Correa, 49, knew he would likely deeply offend the United States, Britain and Sweden and likely the European Union. He also knew he would be inviting commercial and political retaliation that might hurt his small petroleum-exporting nation of 14 million people.

No such retaliation has yet come, though Britain says it won't allow Assange safe passage out of the country. Sweden, where Assange is wanted for questioning for alleged sexual misconduct, summoned Ecuador's ambassador to issue a stern protest.

Offering asylum to the man responsible for the biggest-ever spilling of U.S. secrets was apparently too attractive for Correa to resist. It let him stake a claim to moral high ground, associating himself with a man whose loyalists consider him a digital age Robin Hood crusading against abuses of big governments and corporations.

U.S. Rep. Eliot Engel, a ranking member of the U.S. House's Western Hemisphere subcommittee, has met Correa several times and believes he understands the wager.

"He's a very smart guy and this wasn't done in a vacuum," Engel, a New York Democrat, said. "The reason is to kind of be the head of the poke-the-United States-in-the-eye group."

He was referring to the alliance that includes Cuba, Bolivia, Nicaragua, Argentina and President Hugo Chavez of Venezuela, whose longevity is in question after a bout with cancer.

"It's not just done because Julian Assange should have freedom or shouldn't be persecuted," Engel said of Correa. "If that were the case, why is he persecuting his own journalists?"
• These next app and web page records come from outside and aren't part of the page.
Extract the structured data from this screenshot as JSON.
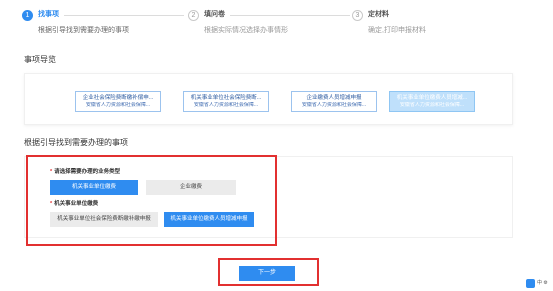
{
  "steps": [
    {
      "num": "1",
      "title": "找事项",
      "desc": "根据引导找到需要办理的事项"
    },
    {
      "num": "2",
      "title": "填问卷",
      "desc": "根据实际情况选择办事情形"
    },
    {
      "num": "3",
      "title": "定材料",
      "desc": "确定,打印申报材料"
    }
  ],
  "guide": {
    "heading": "事项导览",
    "cards": [
      {
        "title": "企业社会保险费断缴补偿申...",
        "subtitle": "安徽省人力资源和社会保障..."
      },
      {
        "title": "机关事业单位社会保险费断...",
        "subtitle": "安徽省人力资源和社会保障..."
      },
      {
        "title": "企业缴费人员增减申报",
        "subtitle": "安徽省人力资源和社会保障..."
      },
      {
        "title": "机关事业单位缴费人员增减...",
        "subtitle": "安徽省人力资源和社会保障..."
      }
    ]
  },
  "finder": {
    "heading": "根据引导找到需要办理的事项",
    "q1": {
      "label": "请选择需要办理的业务类型",
      "options": [
        "机关事业单位缴费",
        "企业缴费"
      ]
    },
    "q2": {
      "label": "机关事业单位缴费",
      "options": [
        "机关事业单位社会保险费断缴补缴申报",
        "机关事业单位缴费人员增减申报"
      ]
    }
  },
  "next_label": "下一步",
  "widget_text": "中 ⚙"
}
Correa was why the director of Ecuador's main opposition newspaper did some asylum-seeking of his own early this year, holing up in Panama's embassy in Quito for 14 days when Ecuador's high court upheld a criminal defamation ruling against him and other top editors.

Correa later pardoned them and forgave a $42 million damage award against the paper, but free press and human rights groups say the Ecuadorean leader remains a threat to any speech not to his liking.
He has also used media ownership restrictions enacted by a loyal congress to gag opposition-owned media that he claims are corrupt and intent on destroying him.

Political scientist Vicente Torrijos of Universidad del Rosario in Colombia said giving Assange asylum provides Correa with "a huge smokescreen to try to hide his treatment of the press."

Torrijos called it "propagandistic pragmatism," which he said is apt to play well among people who like to cheer on anyone who stands up to the United States and its allies.

Such people have played a big role in electing leftist leaders all across South America over the past decade such as Evo Morales in Bolivia and Cristina Fernandez in Argentina.

Marta Lagos, director of the Chile-based Latinobarometro polling firm, said she found it remarkable how Correa seized an opportunity to become standard-bearer of the sovereignty of little nations fed up with the sometimes imperious U.S. meddling in Latin America exposed in 2010 when WikiLeaks unleashed a quarter million cables sent home by Washington's diplomats.

"It makes the world bigger," she said. "There have been very few times when an emerging, underdeveloped country like Ecuador has committed an international political act of this potency."
Correa was a big cheerleader of that effort and he and Assange shared a clear affinity in May when the former Australian hacker interviewed Correa for his Kremlin-funded TV program.

"Your WikiLeaks have made us stronger," he told Assange.

One cable published by WikiLeaks prompted Correa to expel a U.S. ambassador in 2010 for alleging a former Ecuadorean police chief was corrupt and suggesting Correa had looked the other way.

Still, Correa has never been a shrill critic of Washington, though he has courted U.S. global counterweights like Russia, Iran and China. The latter is now Ecuador's main lender and buys most of its oil.

But he has cultivated a reputation as a diplomatic maverick, boycotting a regional summit in Colombia in April to protest Washington's continued insistence on excluding Cuba.

Correa is up for re-election in February and his approval ratings top 70 percent, in large part due to generous public spending that has made him popular with the lower class.